THE DATA:
BEGIN
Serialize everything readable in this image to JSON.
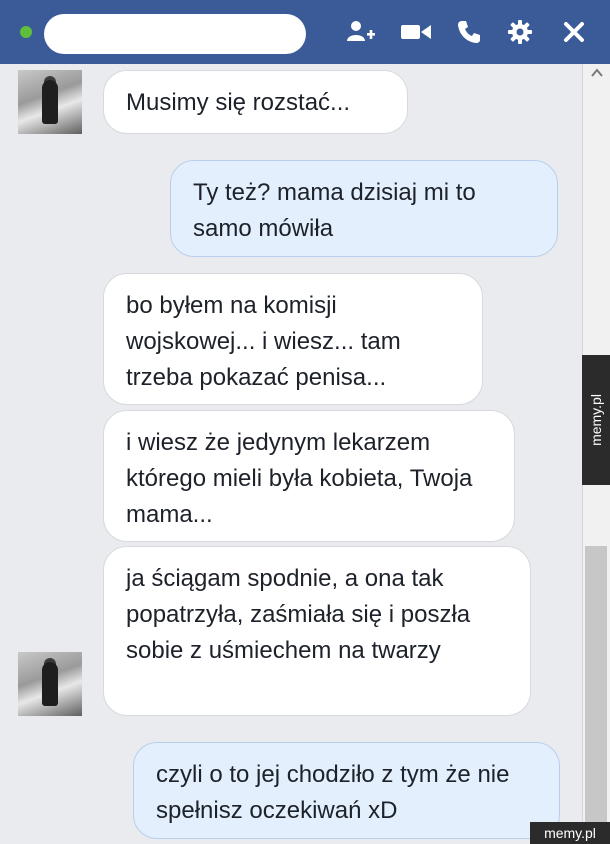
{
  "header": {
    "icons": [
      "add-person-icon",
      "video-camera-icon",
      "phone-icon",
      "gear-icon",
      "close-icon"
    ],
    "colors": {
      "bar": "#3a5a98",
      "online": "#5fbf3a"
    }
  },
  "messages": [
    {
      "side": "incoming",
      "text": "Musimy się rozstać..."
    },
    {
      "side": "outgoing",
      "text": "Ty też? mama dzisiaj mi to samo mówiła"
    },
    {
      "side": "incoming",
      "text": "bo byłem na komisji wojskowej... i wiesz... tam trzeba pokazać penisa..."
    },
    {
      "side": "incoming",
      "text": "i wiesz że jedynym lekarzem którego mieli była kobieta, Twoja mama..."
    },
    {
      "side": "incoming",
      "text": "ja ściągam spodnie, a ona tak popatrzyła, zaśmiała się i poszła sobie z uśmiechem na twarzy"
    },
    {
      "side": "outgoing",
      "text": "czyli o to jej chodziło z tym że nie spełnisz oczekiwań xD"
    }
  ],
  "watermark": {
    "side": "memy.pl",
    "corner": "memy.pl"
  },
  "colors": {
    "incoming_bubble": "#ffffff",
    "outgoing_bubble": "#e3effd"
  }
}
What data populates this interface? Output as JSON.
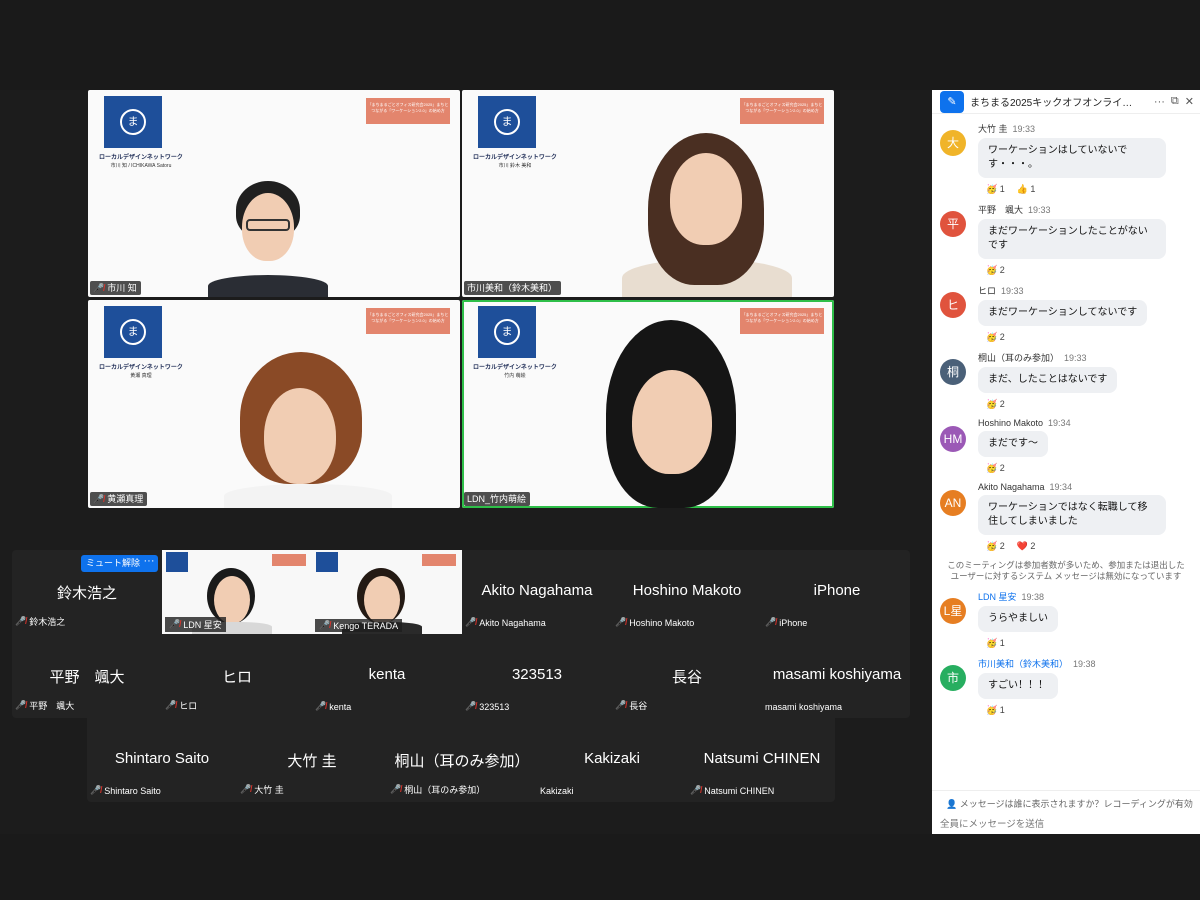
{
  "meeting": {
    "tiles": [
      {
        "name": "市川 知",
        "org": "ローカルデザインネットワーク",
        "sub": "市川 知 / ICHIKAWA Satoru"
      },
      {
        "name": "市川美和（鈴木美和）",
        "org": "ローカルデザインネットワーク",
        "sub": "市川 鈴木 美和"
      },
      {
        "name": "黄瀬真理",
        "org": "ローカルデザインネットワーク",
        "sub": "黄瀬 真理"
      },
      {
        "name": "LDN_竹内萌絵",
        "org": "ローカルデザインネットワーク",
        "sub": "竹内 萌絵"
      }
    ],
    "banner_text": "「まちまるごとオフィス研究会2025」まちとつながる「ワーケーション2.0」の始め方",
    "logo_char": "ま",
    "unmute_label": "ミュート解除",
    "more_label": "···",
    "gallery_row1": [
      {
        "big": "鈴木浩之",
        "small": "鈴木浩之",
        "muted": true
      },
      {
        "video": true,
        "small": "LDN 星安",
        "muted": true
      },
      {
        "video": true,
        "small": "Kengo TERADA",
        "muted": true
      },
      {
        "big": "Akito Nagahama",
        "small": "Akito Nagahama",
        "muted": true
      },
      {
        "big": "Hoshino Makoto",
        "small": "Hoshino Makoto",
        "muted": true
      },
      {
        "big": "iPhone",
        "small": "iPhone",
        "muted": true
      }
    ],
    "gallery_row2": [
      {
        "big": "平野　颯大",
        "small": "平野　颯大",
        "muted": true
      },
      {
        "big": "ヒロ",
        "small": "ヒロ",
        "muted": true
      },
      {
        "big": "kenta",
        "small": "kenta",
        "muted": true
      },
      {
        "big": "323513",
        "small": "323513",
        "muted": true
      },
      {
        "big": "長谷",
        "small": "長谷",
        "muted": true
      },
      {
        "big": "masami koshiyama",
        "small": "masami koshiyama",
        "muted": false
      }
    ],
    "gallery_row3": [
      {
        "big": "Shintaro Saito",
        "small": "Shintaro Saito",
        "muted": true
      },
      {
        "big": "大竹 圭",
        "small": "大竹 圭",
        "muted": true
      },
      {
        "big": "桐山（耳のみ参加）",
        "small": "桐山（耳のみ参加）",
        "muted": true
      },
      {
        "big": "Kakizaki",
        "small": "Kakizaki",
        "muted": false
      },
      {
        "big": "Natsumi CHINEN",
        "small": "Natsumi CHINEN",
        "muted": true
      }
    ]
  },
  "chat": {
    "title": "まちまる2025キックオフオンライ…",
    "header_more": "···",
    "popout_icon": "popout-icon",
    "close_icon": "close-icon",
    "messages": [
      {
        "avatar": "大",
        "color": "#f0b429",
        "name": "大竹 圭",
        "time": "19:33",
        "text": "ワーケーションはしていないです・・・。",
        "reactions": [
          "🥳 1",
          "👍 1"
        ]
      },
      {
        "avatar": "平",
        "color": "#e0533d",
        "name": "平野　颯大",
        "time": "19:33",
        "text": "まだワーケーションしたことがないです",
        "reactions": [
          "🥳 2"
        ]
      },
      {
        "avatar": "ヒ",
        "color": "#e0533d",
        "name": "ヒロ",
        "time": "19:33",
        "text": "まだワーケーションしてないです",
        "reactions": [
          "🥳 2"
        ]
      },
      {
        "avatar": "桐",
        "color": "#4a6078",
        "name": "桐山（耳のみ参加）",
        "time": "19:33",
        "text": "まだ、したことはないです",
        "reactions": [
          "🥳 2"
        ]
      },
      {
        "avatar": "HM",
        "color": "#9b59b6",
        "name": "Hoshino Makoto",
        "time": "19:34",
        "text": "まだです〜",
        "reactions": [
          "🥳 2"
        ]
      },
      {
        "avatar": "AN",
        "color": "#e67e22",
        "name": "Akito Nagahama",
        "time": "19:34",
        "text": "ワーケーションではなく転職して移住してしまいました",
        "reactions": [
          "🥳 2",
          "❤️ 2"
        ]
      }
    ],
    "system_message": "このミーティングは参加者数が多いため、参加または退出したユーザーに対するシステム メッセージは無効になっています",
    "messages2": [
      {
        "avatar": "L星",
        "color": "#e67e22",
        "name": "LDN 星安",
        "time": "19:38",
        "text": "うらやましい",
        "reactions": [
          "🥳 1"
        ],
        "blue": true
      },
      {
        "avatar": "市",
        "color": "#27ae60",
        "name": "市川美和（鈴木美和）",
        "time": "19:38",
        "text": "すごい！！！",
        "reactions": [
          "🥳 1"
        ],
        "blue": true
      }
    ],
    "notice": "メッセージは誰に表示されますか？レコーディングが有効",
    "input_placeholder": "全員にメッセージを送信"
  }
}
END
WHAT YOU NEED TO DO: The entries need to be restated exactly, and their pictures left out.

WORKED SOLUTION:
Serialize everything readable in this image to JSON.
{
  "header": {
    "icons": [
      "add-person-icon",
      "video-camera-icon",
      "phone-icon",
      "gear-icon",
      "close-icon"
    ],
    "colors": {
      "bar": "#3a5a98",
      "online": "#5fbf3a"
    }
  },
  "messages": [
    {
      "side": "incoming",
      "text": "Musimy się rozstać..."
    },
    {
      "side": "outgoing",
      "text": "Ty też? mama dzisiaj mi to samo mówiła"
    },
    {
      "side": "incoming",
      "text": "bo byłem na komisji wojskowej... i wiesz... tam trzeba pokazać penisa..."
    },
    {
      "side": "incoming",
      "text": "i wiesz że jedynym lekarzem którego mieli była kobieta, Twoja mama..."
    },
    {
      "side": "incoming",
      "text": "ja ściągam spodnie, a ona tak popatrzyła, zaśmiała się i poszła sobie z uśmiechem na twarzy"
    },
    {
      "side": "outgoing",
      "text": "czyli o to jej chodziło z tym że nie spełnisz oczekiwań xD"
    }
  ],
  "watermark": {
    "side": "memy.pl",
    "corner": "memy.pl"
  },
  "colors": {
    "incoming_bubble": "#ffffff",
    "outgoing_bubble": "#e3effd"
  }
}
What data populates this interface? Output as JSON.
{
  "meeting": {
    "tiles": [
      {
        "name": "市川 知",
        "org": "ローカルデザインネットワーク",
        "sub": "市川 知 / ICHIKAWA Satoru"
      },
      {
        "name": "市川美和（鈴木美和）",
        "org": "ローカルデザインネットワーク",
        "sub": "市川 鈴木 美和"
      },
      {
        "name": "黄瀬真理",
        "org": "ローカルデザインネットワーク",
        "sub": "黄瀬 真理"
      },
      {
        "name": "LDN_竹内萌絵",
        "org": "ローカルデザインネットワーク",
        "sub": "竹内 萌絵"
      }
    ],
    "banner_text": "「まちまるごとオフィス研究会2025」まちとつながる「ワーケーション2.0」の始め方",
    "logo_char": "ま",
    "unmute_label": "ミュート解除",
    "more_label": "···",
    "gallery_row1": [
      {
        "big": "鈴木浩之",
        "small": "鈴木浩之",
        "muted": true
      },
      {
        "video": true,
        "small": "LDN 星安",
        "muted": true
      },
      {
        "video": true,
        "small": "Kengo TERADA",
        "muted": true
      },
      {
        "big": "Akito Nagahama",
        "small": "Akito Nagahama",
        "muted": true
      },
      {
        "big": "Hoshino Makoto",
        "small": "Hoshino Makoto",
        "muted": true
      },
      {
        "big": "iPhone",
        "small": "iPhone",
        "muted": true
      }
    ],
    "gallery_row2": [
      {
        "big": "平野　颯大",
        "small": "平野　颯大",
        "muted": true
      },
      {
        "big": "ヒロ",
        "small": "ヒロ",
        "muted": true
      },
      {
        "big": "kenta",
        "small": "kenta",
        "muted": true
      },
      {
        "big": "323513",
        "small": "323513",
        "muted": true
      },
      {
        "big": "長谷",
        "small": "長谷",
        "muted": true
      },
      {
        "big": "masami koshiyama",
        "small": "masami koshiyama",
        "muted": false
      }
    ],
    "gallery_row3": [
      {
        "big": "Shintaro Saito",
        "small": "Shintaro Saito",
        "muted": true
      },
      {
        "big": "大竹 圭",
        "small": "大竹 圭",
        "muted": true
      },
      {
        "big": "桐山（耳のみ参加）",
        "small": "桐山（耳のみ参加）",
        "muted": true
      },
      {
        "big": "Kakizaki",
        "small": "Kakizaki",
        "muted": false
      },
      {
        "big": "Natsumi CHINEN",
        "small": "Natsumi CHINEN",
        "muted": true
      }
    ]
  },
  "chat": {
    "title": "まちまる2025キックオフオンライ…",
    "header_more": "···",
    "popout_icon": "popout-icon",
    "close_icon": "close-icon",
    "messages": [
      {
        "avatar": "大",
        "color": "#f0b429",
        "name": "大竹 圭",
        "time": "19:33",
        "text": "ワーケーションはしていないです・・・。",
        "reactions": [
          "🥳 1",
          "👍 1"
        ]
      },
      {
        "avatar": "平",
        "color": "#e0533d",
        "name": "平野　颯大",
        "time": "19:33",
        "text": "まだワーケーションしたことがないです",
        "reactions": [
          "🥳 2"
        ]
      },
      {
        "avatar": "ヒ",
        "color": "#e0533d",
        "name": "ヒロ",
        "time": "19:33",
        "text": "まだワーケーションしてないです",
        "reactions": [
          "🥳 2"
        ]
      },
      {
        "avatar": "桐",
        "color": "#4a6078",
        "name": "桐山（耳のみ参加）",
        "time": "19:33",
        "text": "まだ、したことはないです",
        "reactions": [
          "🥳 2"
        ]
      },
      {
        "avatar": "HM",
        "color": "#9b59b6",
        "name": "Hoshino Makoto",
        "time": "19:34",
        "text": "まだです〜",
        "reactions": [
          "🥳 2"
        ]
      },
      {
        "avatar": "AN",
        "color": "#e67e22",
        "name": "Akito Nagahama",
        "time": "19:34",
        "text": "ワーケーションではなく転職して移住してしまいました",
        "reactions": [
          "🥳 2",
          "❤️ 2"
        ]
      }
    ],
    "system_message": "このミーティングは参加者数が多いため、参加または退出したユーザーに対するシステム メッセージは無効になっています",
    "messages2": [
      {
        "avatar": "L星",
        "color": "#e67e22",
        "name": "LDN 星安",
        "time": "19:38",
        "text": "うらやましい",
        "reactions": [
          "🥳 1"
        ],
        "blue": true
      },
      {
        "avatar": "市",
        "color": "#27ae60",
        "name": "市川美和（鈴木美和）",
        "time": "19:38",
        "text": "すごい！！！",
        "reactions": [
          "🥳 1"
        ],
        "blue": true
      }
    ],
    "notice": "メッセージは誰に表示されますか？レコーディングが有効",
    "input_placeholder": "全員にメッセージを送信"
  }
}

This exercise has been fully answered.